Canada’s capital city needs to be its brother’s keeper and welcome new Larga Baffin facility
Ottawa mayor-wannabe Diane Deans appears to be shoring up her support base at the expense of the well-being of Nunavummiut, who need the services Larga Baffin provides.
Deans is the city councillor for the area in Ottawa where Larga Baffin wants to build a new 220-room boarding house for Nunavummiut to stay in when they go south for medical treatment.
News reports say Deans is going to run for mayor this fall. There will be a wide-open race to replace longtime Mayor Jim Watson, who is not running again.

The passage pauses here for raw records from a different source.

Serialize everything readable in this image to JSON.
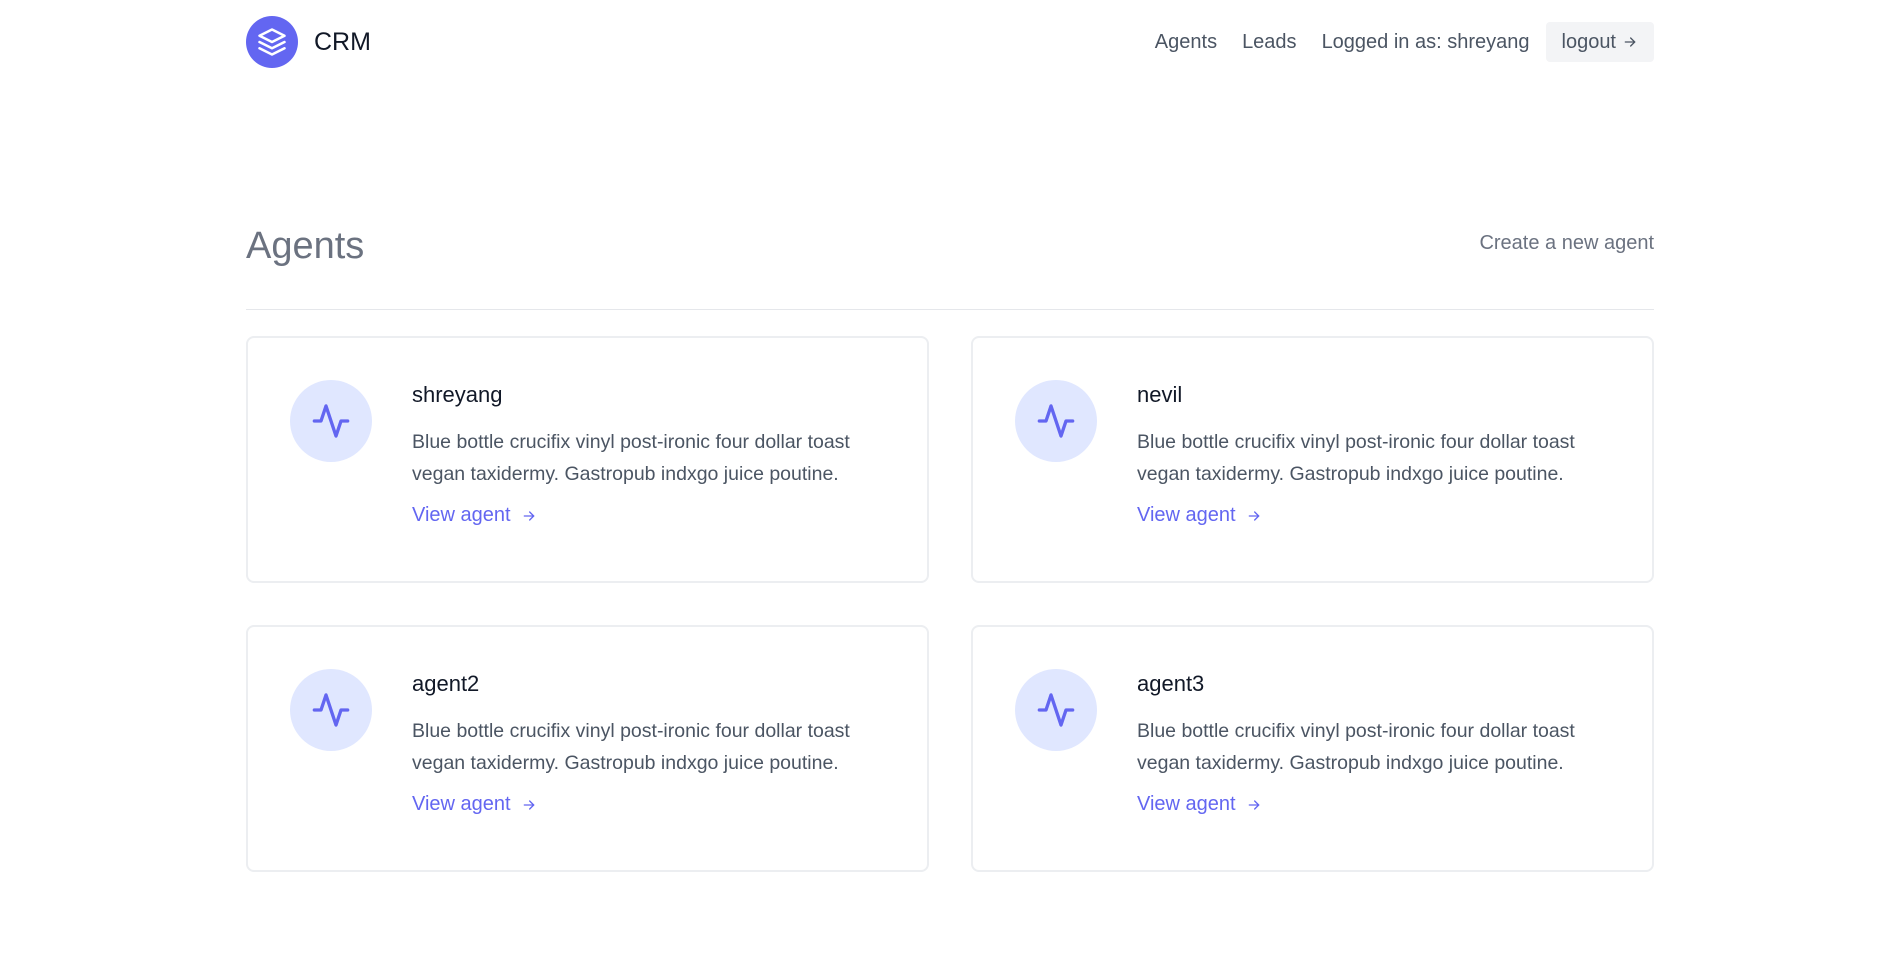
{
  "brand": {
    "name": "CRM"
  },
  "nav": {
    "agents": "Agents",
    "leads": "Leads",
    "logged_in": "Logged in as: shreyang",
    "logout": "logout"
  },
  "page": {
    "title": "Agents",
    "create_link": "Create a new agent"
  },
  "agents": [
    {
      "name": "shreyang",
      "description": "Blue bottle crucifix vinyl post-ironic four dollar toast vegan taxidermy. Gastropub indxgo juice poutine.",
      "link": "View agent"
    },
    {
      "name": "nevil",
      "description": "Blue bottle crucifix vinyl post-ironic four dollar toast vegan taxidermy. Gastropub indxgo juice poutine.",
      "link": "View agent"
    },
    {
      "name": "agent2",
      "description": "Blue bottle crucifix vinyl post-ironic four dollar toast vegan taxidermy. Gastropub indxgo juice poutine.",
      "link": "View agent"
    },
    {
      "name": "agent3",
      "description": "Blue bottle crucifix vinyl post-ironic four dollar toast vegan taxidermy. Gastropub indxgo juice poutine.",
      "link": "View agent"
    }
  ],
  "icons": {
    "logo": "stack-layers-icon",
    "agent_avatar": "pulse-activity-icon",
    "arrow": "arrow-right-icon"
  },
  "colors": {
    "accent": "#6366f1",
    "avatar_bg": "#e0e7ff",
    "logout_bg": "#f3f4f6"
  }
}
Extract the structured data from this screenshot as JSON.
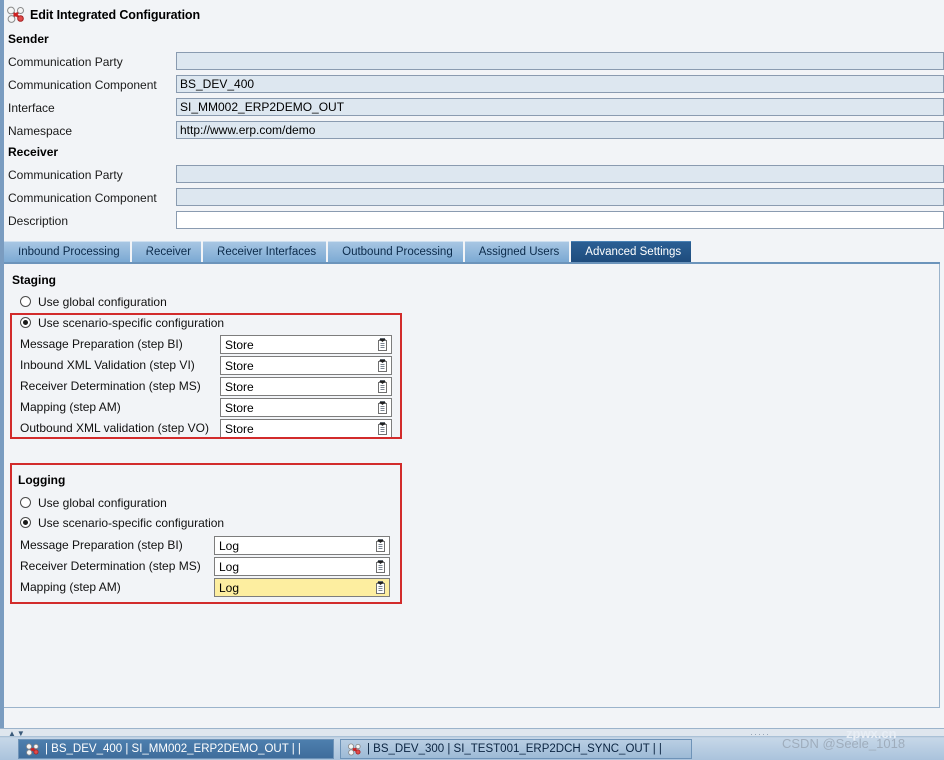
{
  "window": {
    "title": "Edit Integrated Configuration",
    "title_icon": "integrated-configuration-icon"
  },
  "sender": {
    "heading": "Sender",
    "fields": [
      {
        "label": "Communication Party",
        "value": "",
        "readonly": true
      },
      {
        "label": "Communication Component",
        "value": "BS_DEV_400",
        "readonly": true
      },
      {
        "label": "Interface",
        "value": "SI_MM002_ERP2DEMO_OUT",
        "readonly": true
      },
      {
        "label": "Namespace",
        "value": "http://www.erp.com/demo",
        "readonly": true
      }
    ]
  },
  "receiver": {
    "heading": "Receiver",
    "fields": [
      {
        "label": "Communication Party",
        "value": "",
        "readonly": true
      },
      {
        "label": "Communication Component",
        "value": "",
        "readonly": true
      },
      {
        "label": "Description",
        "value": "",
        "readonly": false
      }
    ]
  },
  "tabs": [
    {
      "label": "Inbound Processing",
      "active": false
    },
    {
      "label": "Receiver",
      "active": false
    },
    {
      "label": "Receiver Interfaces",
      "active": false
    },
    {
      "label": "Outbound Processing",
      "active": false
    },
    {
      "label": "Assigned Users",
      "active": false
    },
    {
      "label": "Advanced Settings",
      "active": true
    }
  ],
  "staging": {
    "heading": "Staging",
    "radio_global": "Use global configuration",
    "radio_scenario": "Use scenario-specific configuration",
    "selected": "scenario",
    "rows": [
      {
        "label": "Message Preparation (step BI)",
        "value": "Store"
      },
      {
        "label": "Inbound XML Validation (step VI)",
        "value": "Store"
      },
      {
        "label": "Receiver Determination (step MS)",
        "value": "Store"
      },
      {
        "label": "Mapping (step AM)",
        "value": "Store"
      },
      {
        "label": "Outbound XML validation (step VO)",
        "value": "Store"
      }
    ]
  },
  "logging": {
    "heading": "Logging",
    "radio_global": "Use global configuration",
    "radio_scenario": "Use scenario-specific configuration",
    "selected": "scenario",
    "rows": [
      {
        "label": "Message Preparation (step BI)",
        "value": "Log",
        "highlight": false
      },
      {
        "label": "Receiver Determination (step MS)",
        "value": "Log",
        "highlight": false
      },
      {
        "label": "Mapping (step AM)",
        "value": "Log",
        "highlight": true
      }
    ]
  },
  "taskbar": {
    "items": [
      {
        "label": "| BS_DEV_400 | SI_MM002_ERP2DEMO_OUT |  |",
        "active": true
      },
      {
        "label": "| BS_DEV_300 | SI_TEST001_ERP2DCH_SYNC_OUT |  |",
        "active": false
      }
    ]
  },
  "watermark": {
    "csdn": "CSDN @Seele_1018",
    "site": "zpwx.cn",
    "dots": "·····"
  },
  "colors": {
    "accent_tab_active": "#1e4c7d",
    "annotation_red": "#d22b2b",
    "field_readonly": "#dde7f0",
    "field_highlight": "#fdeea0"
  }
}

Candidates can officially register to put their name on the ballot starting Monday.
Deans threw cold water on Larga Baffin’s proposal at a virtual public meeting Tuesday, saying she objects to the plan “in its current form.”

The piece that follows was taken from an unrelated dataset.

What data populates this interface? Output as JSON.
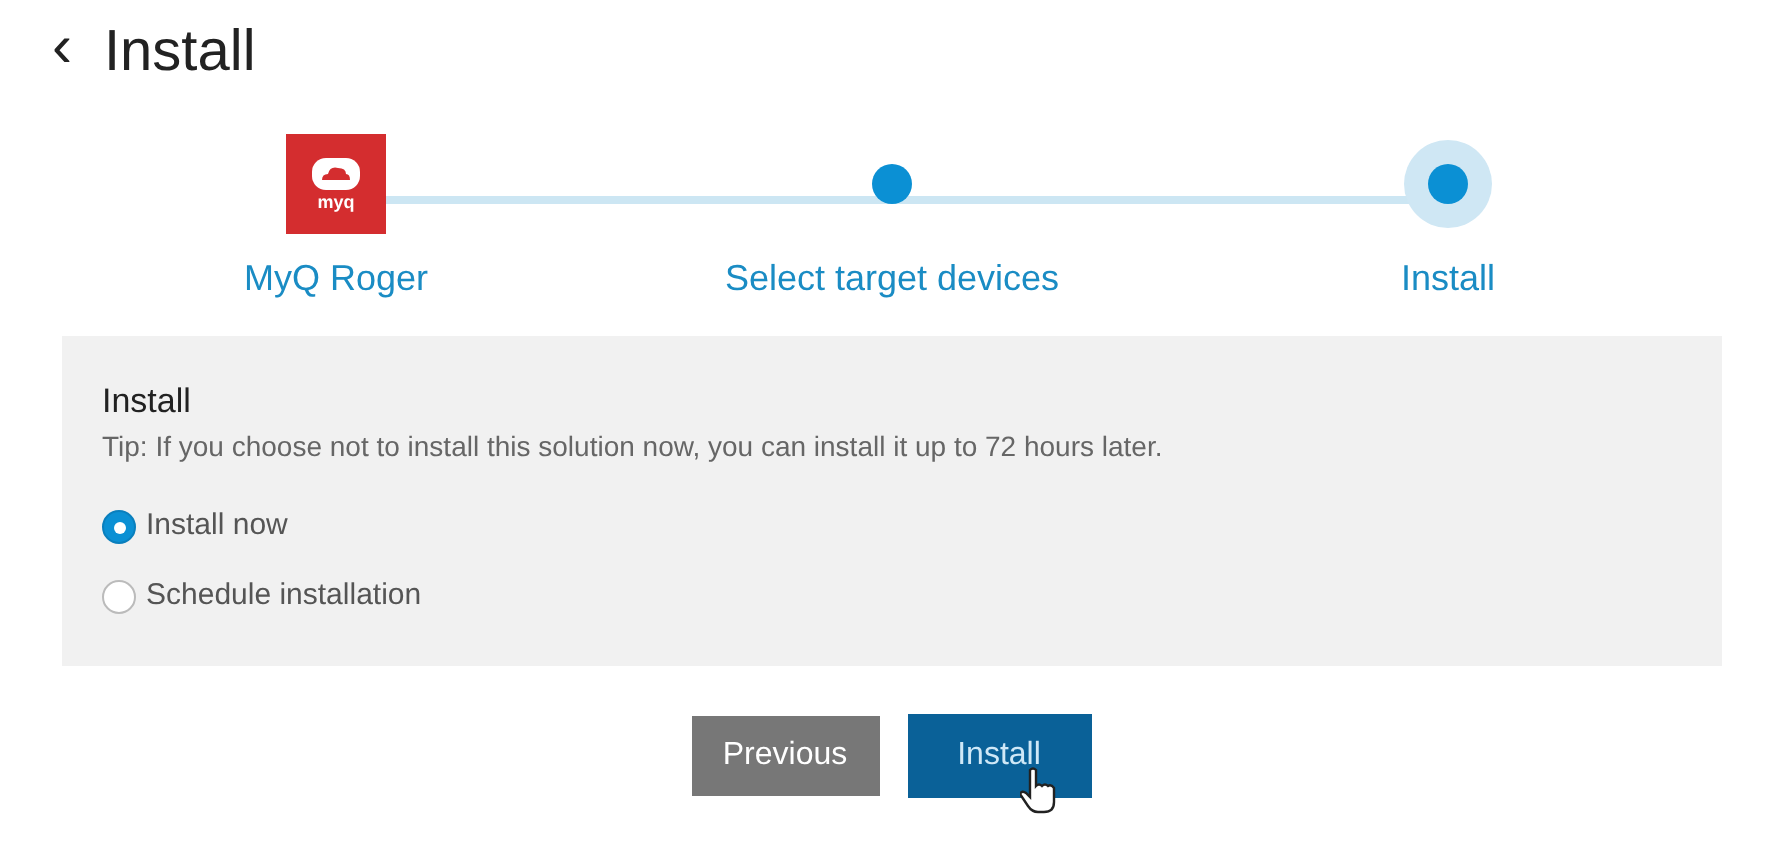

That’s politician-code for “No… but I don’t want to be seen saying no. And I want to leave some wiggle room.”
She objects to its height and how much space it would take up.
She took the side of some residents who said Larga Baffin’s proposal is too tall, has too many rooms and will create too much traffic in the immediate area, which is mostly residential.

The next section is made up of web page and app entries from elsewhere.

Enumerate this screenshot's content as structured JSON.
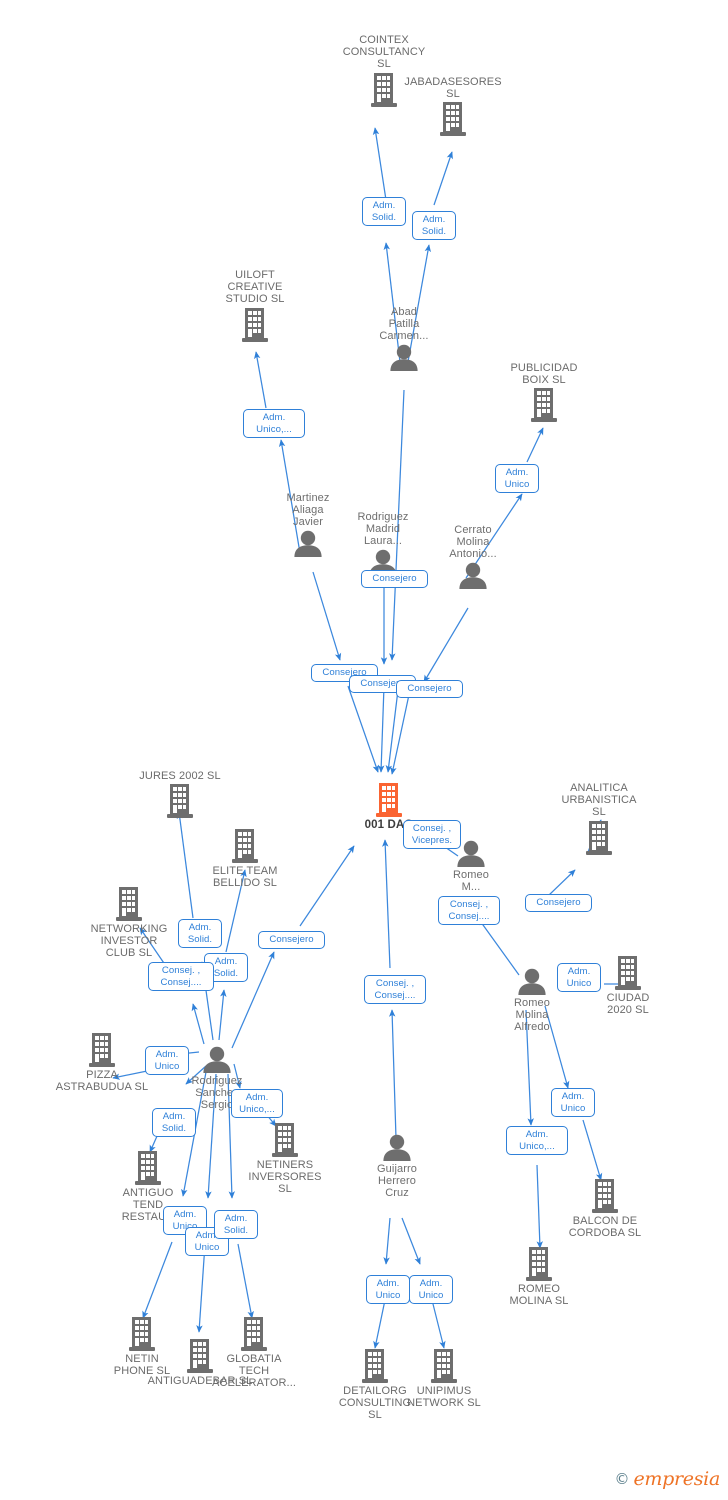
{
  "meta": {
    "watermark_symbol": "©",
    "watermark_brand": "empresia",
    "accent_blue": "#2f80d8",
    "root_orange": "#fa6432",
    "icon_gray": "#6e6e6e",
    "label_gray": "#6b6b6b"
  },
  "graph": {
    "type": "corporate-relationship-network",
    "root": {
      "id": "root",
      "label": "001 DAO",
      "kind": "company",
      "highlighted": true,
      "color": "#fa6432"
    },
    "companies": [
      {
        "id": "cointex",
        "label": "COINTEX\nCONSULTANCY\nSL"
      },
      {
        "id": "jabadasesores",
        "label": "JABADASESORES\nSL"
      },
      {
        "id": "uiloft",
        "label": "UILOFT\nCREATIVE\nSTUDIO  SL"
      },
      {
        "id": "publicidad",
        "label": "PUBLICIDAD\nBOIX  SL"
      },
      {
        "id": "jures",
        "label": "JURES 2002 SL"
      },
      {
        "id": "eliteteam",
        "label": "ELITE TEAM\nBELLIDO  SL"
      },
      {
        "id": "networking",
        "label": "NETWORKING\nINVESTOR\nCLUB  SL"
      },
      {
        "id": "pizza",
        "label": "PIZZA\nASTRABUDUA SL"
      },
      {
        "id": "antiguo",
        "label": "ANTIGUO\nTEND\nRESTAUR"
      },
      {
        "id": "netiners",
        "label": "NETINERS\nINVERSORES\nSL"
      },
      {
        "id": "netin",
        "label": "NETIN\nPHONE  SL"
      },
      {
        "id": "antiguadebar",
        "label": "ANTIGUADEBAR SL"
      },
      {
        "id": "globatia",
        "label": "GLOBATIA\nTECH\nACELERATOR..."
      },
      {
        "id": "detailorg",
        "label": "DETAILORG\nCONSULTING\nSL"
      },
      {
        "id": "unipimus",
        "label": "UNIPIMUS\nNETWORK  SL"
      },
      {
        "id": "analitica",
        "label": "ANALITICA\nURBANISTICA\nSL"
      },
      {
        "id": "ciudad",
        "label": "CIUDAD\n2020 SL"
      },
      {
        "id": "balcon",
        "label": "BALCON DE\nCORDOBA SL"
      },
      {
        "id": "romeosl",
        "label": "ROMEO\nMOLINA  SL"
      }
    ],
    "people": [
      {
        "id": "abad",
        "label": "Abad\nPatilla\nCarmen..."
      },
      {
        "id": "martinez",
        "label": "Martinez\nAliaga\nJavier"
      },
      {
        "id": "rodmadrid",
        "label": "Rodriguez\nMadrid\nLaura..."
      },
      {
        "id": "cerrato",
        "label": "Cerrato\nMolina\nAntonio..."
      },
      {
        "id": "romeo",
        "label": "Romeo\nM..."
      },
      {
        "id": "rodsanchez",
        "label": "Rodriguez\nSanchez\nSergio"
      },
      {
        "id": "guijarro",
        "label": "Guijarro\nHerrero\nCruz"
      },
      {
        "id": "romeomolina",
        "label": "Romeo\nMolina\nAlfredo"
      }
    ],
    "relations": [
      {
        "id": "r01",
        "from": "abad",
        "to": "cointex",
        "label": "Adm.\nSolid."
      },
      {
        "id": "r02",
        "from": "abad",
        "to": "jabadasesores",
        "label": "Adm.\nSolid."
      },
      {
        "id": "r03",
        "from": "martinez",
        "to": "uiloft",
        "label": "Adm.\nUnico,..."
      },
      {
        "id": "r04",
        "from": "cerrato",
        "to": "publicidad",
        "label": "Adm.\nUnico"
      },
      {
        "id": "r05",
        "from": "rodmadrid",
        "to": "root",
        "label": "Consejero"
      },
      {
        "id": "r06",
        "from": "martinez",
        "to": "root",
        "label": "Consejero"
      },
      {
        "id": "r07",
        "from": "abad",
        "to": "root",
        "label": "Consejero"
      },
      {
        "id": "r08",
        "from": "cerrato",
        "to": "root",
        "label": "Consejero"
      },
      {
        "id": "r09",
        "from": "romeo",
        "to": "root",
        "label": "Consej. ,\nVicepres."
      },
      {
        "id": "r10",
        "from": "romeo",
        "to": "analitica",
        "label": "Consejero"
      },
      {
        "id": "r11",
        "from": "romeomolina",
        "to": "root",
        "label": "Consej. ,\nConsej...."
      },
      {
        "id": "r12",
        "from": "rodsanchez",
        "to": "root",
        "label": "Consejero"
      },
      {
        "id": "r13",
        "from": "guijarro",
        "to": "root",
        "label": "Consej. ,\nConsej...."
      },
      {
        "id": "r14",
        "from": "rodsanchez",
        "to": "jures",
        "label": "Adm.\nSolid."
      },
      {
        "id": "r15",
        "from": "rodsanchez",
        "to": "eliteteam",
        "label": "Adm.\nSolid."
      },
      {
        "id": "r16",
        "from": "rodsanchez",
        "to": "networking",
        "label": "Consej. ,\nConsej...."
      },
      {
        "id": "r17",
        "from": "rodsanchez",
        "to": "pizza",
        "label": "Adm.\nUnico"
      },
      {
        "id": "r18",
        "from": "rodsanchez",
        "to": "netiners",
        "label": "Adm.\nUnico,..."
      },
      {
        "id": "r19",
        "from": "rodsanchez",
        "to": "antiguo",
        "label": "Adm.\nSolid."
      },
      {
        "id": "r20",
        "from": "rodsanchez",
        "to": "netin",
        "label": "Adm.\nUnico"
      },
      {
        "id": "r21",
        "from": "rodsanchez",
        "to": "antiguadebar",
        "label": "Adm.\nUnico"
      },
      {
        "id": "r22",
        "from": "rodsanchez",
        "to": "globatia",
        "label": "Adm.\nSolid."
      },
      {
        "id": "r23",
        "from": "guijarro",
        "to": "detailorg",
        "label": "Adm.\nUnico"
      },
      {
        "id": "r24",
        "from": "guijarro",
        "to": "unipimus",
        "label": "Adm.\nUnico"
      },
      {
        "id": "r25",
        "from": "romeomolina",
        "to": "ciudad",
        "label": "Adm.\nUnico"
      },
      {
        "id": "r26",
        "from": "romeomolina",
        "to": "balcon",
        "label": "Adm.\nUnico"
      },
      {
        "id": "r27",
        "from": "romeomolina",
        "to": "romeosl",
        "label": "Adm.\nUnico,..."
      }
    ]
  }
}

The opposition is classic not-in-my-backyard syndrome.
Deans’ opposition could be a hurdle for Larga Baffin. A thumbs-down from the well-connected councillor could set the tone when the proposal comes to a vote at a planning committee meeting, and ultimately when it’s time for city council to make a final decision.
Deans might even be mayor by that time.
Her opposition could be a cynical political move — but a shrewd one. Larga Baffin’s users don’t vote in Ottawa. Area residents do. In a crowded mayoral race, she will need the backing of people in her own ward.
As the capital, Ottawa gets the honour of hosting national institutions, such as the National Arts Centre and National Gallery of Canada, that other Canadian cities don’t.
Not to mention the 100,000-plus handsomely paid federal public servants who insulate the city from unemployment, guarantee a high quality of life and ensure steadily rising property values.
So, Ottawa benefits from being Canada’s capital. In exchange, there should be a readiness to be its brother’s keeper when it comes to providing services that other communities can’t.
It would be wonderful if Nunavut’s health-care infrastructure were robust enough to meet the needs of Nunavummiut at home. The reality, of course, is that it’s not.
As Nunavut’s population grows and the demand for health services increases, it will take decades before the territory is able to meet those needs on its land.
Welcoming a new Larga Baffin building is one little thing Ottawa can do to help Nunavummiut.